- Taxes on traditional cigarettes are intended to discourage use. But, e-cigarettes and other smoke-free tobacco products are estimated to be 98 – 99% less harmful than smoking, discouraging use is counter to the goals of reducing smoking rates.
- Other governments are taking the exact opposite approach. Public Health England (the government public health agency) recently explicitly endorsed a policy of encouraging smokers to switch to e-cigarettes and vapor products (https://www.gov.uk/government/publications/e-cigarettes-an-evidence-update).
- Sin taxes are regressive. People who smoke and those who switch to vaping and other smoke-free alternatives are disproportionately poor and low income people. Sin taxes place unnecessary burdens on an already financially challenged group. To make matters worse, people in the low-income bracket are less likely to be insured and lack access to health care providers. The affordable resources available to these people have low success rates.
- Imposing a tax on these products will drive consumers to shop in neighboring states that do not have a similar tax. Concurrently, consumers will be encouraged to shop online for better deals, sending even more money out of the community. Local businesses will not be able to compete, be forced to close their doors, and jobs will be lost. This is bad for the state and will result in less revenue, not more.
- It is important to note that vapor products are already subject to a general sales tax.

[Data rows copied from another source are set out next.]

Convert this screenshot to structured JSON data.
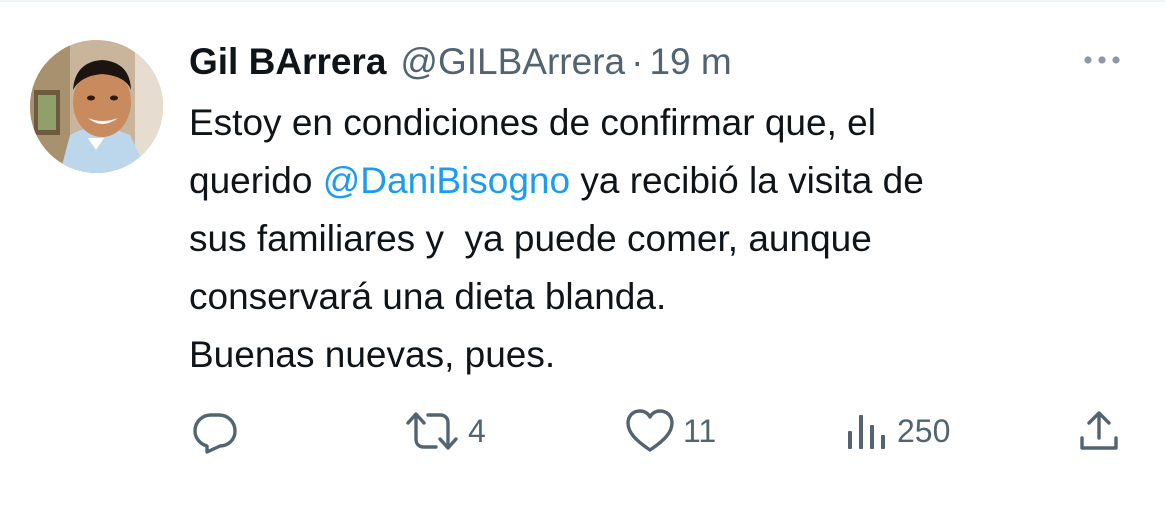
{
  "tweet": {
    "author_name": "Gil BArrera",
    "author_handle": "@GILBArrera",
    "separator": "·",
    "time": "19 m",
    "text_lines": [
      {
        "pre": "Estoy en condiciones de confirmar que, el",
        "mention": "",
        "post": ""
      },
      {
        "pre": "querido ",
        "mention": "@DaniBisogno",
        "post": " ya recibió la visita de"
      },
      {
        "pre": "sus familiares y  ya puede comer, aunque",
        "mention": "",
        "post": ""
      },
      {
        "pre": "conservará una dieta blanda.",
        "mention": "",
        "post": ""
      },
      {
        "pre": "Buenas nuevas, pues.",
        "mention": "",
        "post": ""
      }
    ]
  },
  "actions": {
    "reply": {
      "icon": "reply-icon",
      "count": ""
    },
    "retweet": {
      "icon": "retweet-icon",
      "count": "4"
    },
    "like": {
      "icon": "heart-icon",
      "count": "11"
    },
    "views": {
      "icon": "views-icon",
      "count": "250"
    },
    "share": {
      "icon": "share-icon",
      "count": ""
    }
  },
  "colors": {
    "text": "#0f1419",
    "secondary": "#536471",
    "link": "#1d9bf0",
    "divider": "#eff3f4"
  }
}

- Taxing smoke-free tobacco and nicotine products in a manner similar to how combustible tobacco products are taxed sends a confusing and inaccurate message to would-be adopters that these two very different products present similar risks. The result of this message is that more people, those that otherwise would have switched to a smoke-free product, will be encouraged to continue smoking.
Members of the Senate Taxes Committee,

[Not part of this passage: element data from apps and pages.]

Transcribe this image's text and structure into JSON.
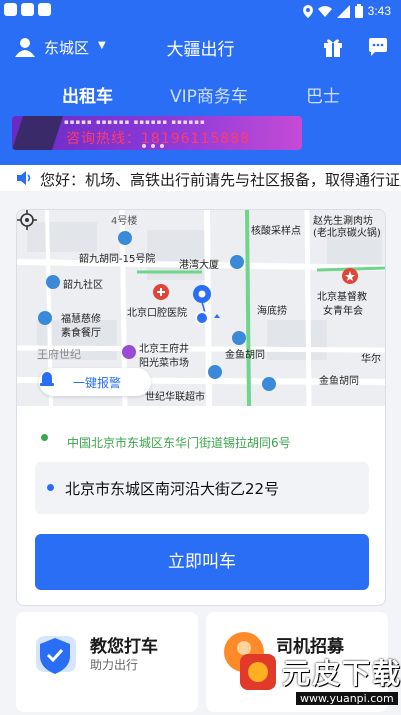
{
  "status_bar": {
    "time": "3:43"
  },
  "header": {
    "city": "东城区",
    "title": "大疆出行",
    "tabs": [
      {
        "label": "出租车",
        "active": true
      },
      {
        "label": "VIP商务车",
        "active": false
      },
      {
        "label": "巴士",
        "active": false
      }
    ],
    "icons": [
      "gift-icon",
      "message-icon"
    ]
  },
  "banner": {
    "phone": "咨询热线：18196115888"
  },
  "notice": {
    "text": "您好：机场、高铁出行前请先与社区报备，取得通行证后"
  },
  "map": {
    "labels": [
      "4号楼",
      "核酸采样点",
      "赵先生涮肉坊",
      "(老北京碳火锅)",
      "韶九胡同-15号院",
      "港湾大厦",
      "韶九社区",
      "北京基督教",
      "女青年会",
      "北京口腔医院",
      "海底捞",
      "福慧慈修",
      "素食餐厅",
      "北京王府井",
      "阳光菜市场",
      "金鱼胡同",
      "华尔",
      "王府世纪",
      "金鱼胡同",
      "世纪华联超市"
    ],
    "alarm_label": "一键报警"
  },
  "trip": {
    "from": "中国北京市东城区东华门街道锡拉胡同6号",
    "to": "北京市东城区南河沿大街乙22号",
    "call_button": "立即叫车"
  },
  "bottom": {
    "left": {
      "title": "教您打车",
      "subtitle": "助力出行"
    },
    "right": {
      "title": "司机招募"
    }
  },
  "watermark": {
    "brand": "元皮下载",
    "url": "www.yuanpi.com"
  },
  "colors": {
    "primary": "#2a6ef5",
    "from_green": "#3aa64a",
    "pin_red": "#e0453a"
  }
}
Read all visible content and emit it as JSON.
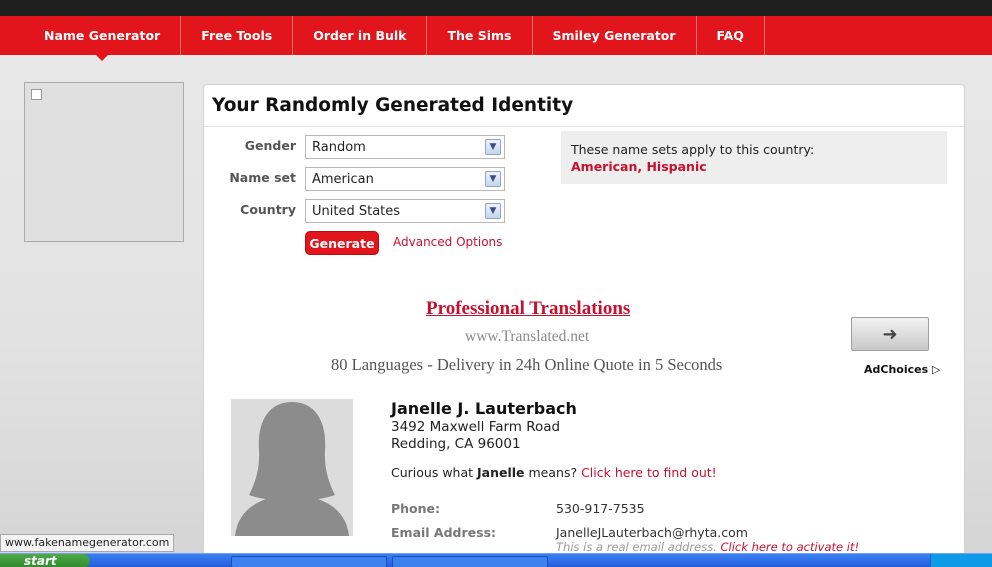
{
  "nav": {
    "items": [
      {
        "label": "Name Generator",
        "active": true
      },
      {
        "label": "Free Tools",
        "active": false
      },
      {
        "label": "Order in Bulk",
        "active": false
      },
      {
        "label": "The Sims",
        "active": false
      },
      {
        "label": "Smiley Generator",
        "active": false
      },
      {
        "label": "FAQ",
        "active": false
      }
    ]
  },
  "panel": {
    "title": "Your Randomly Generated Identity"
  },
  "form": {
    "gender_label": "Gender",
    "gender_value": "Random",
    "nameset_label": "Name set",
    "nameset_value": "American",
    "country_label": "Country",
    "country_value": "United States",
    "generate_label": "Generate",
    "advanced_label": "Advanced Options"
  },
  "info": {
    "text": "These name sets apply to this country:",
    "countries": "American, Hispanic"
  },
  "ad": {
    "title": "Professional Translations",
    "url": "www.Translated.net",
    "description": "80 Languages - Delivery in 24h Online Quote in 5 Seconds",
    "arrow_icon": "right-arrow-icon",
    "adchoices": "AdChoices ▷"
  },
  "identity": {
    "name": "Janelle J. Lauterbach",
    "address_line1": "3492 Maxwell Farm Road",
    "address_line2": "Redding, CA 96001",
    "curious_prefix": "Curious what ",
    "curious_name": "Janelle",
    "curious_mid": " means? ",
    "curious_link": "Click here to find out!",
    "phone_label": "Phone:",
    "phone": "530-917-7535",
    "email_label": "Email Address:",
    "email": "JanelleJLauterbach@rhyta.com",
    "email_note": "This is a real email address. ",
    "email_note_link": "Click here to activate it!"
  },
  "status_bar": {
    "url": "www.fakenamegenerator.com"
  },
  "taskbar": {
    "start_label": "start"
  },
  "colors": {
    "brand_red": "#e3151c",
    "link_red": "#c8102e"
  }
}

I am writing as a voter, taxpayer in Minnesota urging you to reject an extra 95% tax on nicotine vapor devices in the state’s budget bill. This additional tax on vaping is unjustifiable and would negatively affect my access to low-risk, smoke-free products. It does not make sense that Minnesota would want to make it more difficult for people who smoke to switch to demonstrably safer alternatives to cigarettes. Subjecting smoke-free vapor products to a sin tax is punitive and discourages people from switching to safer nicotine products.
Minnesota’s existing 95% tax on nicotine is already protecting sales of traditional cigarettes and encouraging people who smoke to keep smoking. This is counter to modern advice from The Royal College of Physicians (a 500-year old professional organization which is one of the most respected in the world) which recently recommended promoting vapor products widely to smokers as an alternative to combusted cigarettes.
Minnesota should be promoting innovative products–like vapor products and “heat-not-burn”–that advance the public health goal of reducing the early death and disease attributed to smoking. There is overwhelming evidence–ranging from systematic studies to thousands of detailed testimonials–showing that smoke-free vapor and tobacco products help people who smoke to quit or reduce their smoking habit, even after they have unsuccessfully tried every other method. Expanding the 95% wholesale tax on nicotine to include devices punishes people for making better health choices.
I along with my fellow members of The Consumer Advocates for Smoke-free Alternatives Association (CASAA) urge you to resist calls for increased taxes and overregulation from misguided activists that seek to impede adult access to far less hazardous alternatives to smoking. I look forward to your response on this issue and I am available for any questions you might have.
Thank you,[your name][address][phone and email]